By Victoria Love

Chapter 14
“The Paradox?!”: Racialized and Indigenous Sex Workers’ Encounters Within a Capitalist Market
By Menaka Raguparan

Chapter 15
Double Punishment: Immigration Penality and Migrant Trans Women Who Sell Sex
By Nora Butler Burke

Chapter 16
“Harassing the Clients is Exactly the Same as Harassing the Workers”: Street-based Sex Workers in Vancouver
By Andrea Krüsi, Brenda Belak, and Sex Workers United Against Violence

Chapter 17
Everybody Knows Everybody: Sex Work in Rural and Small Communities
By Stacey Hannem

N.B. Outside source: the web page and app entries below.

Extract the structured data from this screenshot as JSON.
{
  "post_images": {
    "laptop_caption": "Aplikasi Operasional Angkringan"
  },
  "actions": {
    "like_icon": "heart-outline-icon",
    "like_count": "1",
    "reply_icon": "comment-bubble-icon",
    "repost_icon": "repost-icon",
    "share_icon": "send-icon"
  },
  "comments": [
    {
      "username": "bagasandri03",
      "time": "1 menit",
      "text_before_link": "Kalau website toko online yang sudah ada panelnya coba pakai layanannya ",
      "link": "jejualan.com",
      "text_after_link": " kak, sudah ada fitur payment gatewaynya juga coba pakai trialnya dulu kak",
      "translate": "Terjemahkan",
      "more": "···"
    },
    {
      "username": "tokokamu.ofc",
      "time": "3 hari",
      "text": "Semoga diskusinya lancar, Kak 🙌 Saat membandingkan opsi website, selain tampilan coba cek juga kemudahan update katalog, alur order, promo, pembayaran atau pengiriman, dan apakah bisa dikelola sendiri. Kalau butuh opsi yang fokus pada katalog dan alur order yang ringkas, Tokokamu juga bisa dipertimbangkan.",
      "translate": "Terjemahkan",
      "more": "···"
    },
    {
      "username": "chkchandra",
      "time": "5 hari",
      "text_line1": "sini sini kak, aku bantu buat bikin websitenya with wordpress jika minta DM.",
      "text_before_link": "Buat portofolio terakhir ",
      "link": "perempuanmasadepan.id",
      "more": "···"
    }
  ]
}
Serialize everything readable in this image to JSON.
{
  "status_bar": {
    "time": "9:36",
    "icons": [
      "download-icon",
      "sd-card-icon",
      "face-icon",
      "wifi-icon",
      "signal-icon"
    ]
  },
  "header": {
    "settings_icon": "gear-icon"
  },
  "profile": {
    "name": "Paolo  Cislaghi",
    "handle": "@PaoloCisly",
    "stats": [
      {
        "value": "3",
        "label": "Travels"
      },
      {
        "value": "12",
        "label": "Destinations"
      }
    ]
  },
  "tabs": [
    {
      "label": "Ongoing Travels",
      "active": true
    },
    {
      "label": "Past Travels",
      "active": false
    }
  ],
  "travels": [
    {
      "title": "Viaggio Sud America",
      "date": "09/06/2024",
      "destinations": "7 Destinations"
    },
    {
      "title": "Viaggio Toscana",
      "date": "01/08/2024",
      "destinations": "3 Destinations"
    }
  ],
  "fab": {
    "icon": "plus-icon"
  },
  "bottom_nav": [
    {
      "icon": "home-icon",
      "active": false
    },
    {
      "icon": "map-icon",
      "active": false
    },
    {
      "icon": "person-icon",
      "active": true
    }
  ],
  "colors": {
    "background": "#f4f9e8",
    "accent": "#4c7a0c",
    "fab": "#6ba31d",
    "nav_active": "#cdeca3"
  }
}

Chapter 18
Hypocrisy in “Sin City”: Space, Place, and Sex Work Stigma in St. John’s, NL
By Laura Winters and Gayle MacDonald

Sex Workers’ Resistance: Building Alliances and Subverting Narratives

Chapter 19
Canadian Feminism and Sex Work Law: A Cautionary Tale
By Mariana Valverde

Chapter 20
Whorganizers and Gay Activists: Histories of Convergence, Contemporary Currents of Divergence, and the Promise of Non-Normative Futures
By Becki Ross

Chapter 21
Fighting for Homewood: Gentrification and the History of Violent Struggle Over Trans Sex Work Strolls in Canada
By Morgan M. Page

Chapter 22
Do Black Sex Workers’ Lives Matter? Whitewashed Anti-Slavery, Racial Justice, and Abolition
By Robyn Maynard

Chapter 23
Migrant Sex Worker Justice: Building Alliances Across Movements
By Elene Lam and Chanelle Gallant

Chapter 24
Will the Real Supporters of Workers’ Rights Please Stand Up? Union Engagement with Sex Work in Canada
By Jenn Clamen and Kara Gillies

Chapter 25
Sex, Lies, and Committee Hearings: Challenging Prostitution Propaganda
By Kerry Porth

Chapter 26
Action, Advocacy, and Allies: Building a Movement for Sex Worker Rights
By Sarah Beer

By John Lowman and Frances M. Shaver



Edited by Elya M. Durisin, Emily van der Meulen, and Chris Bruckert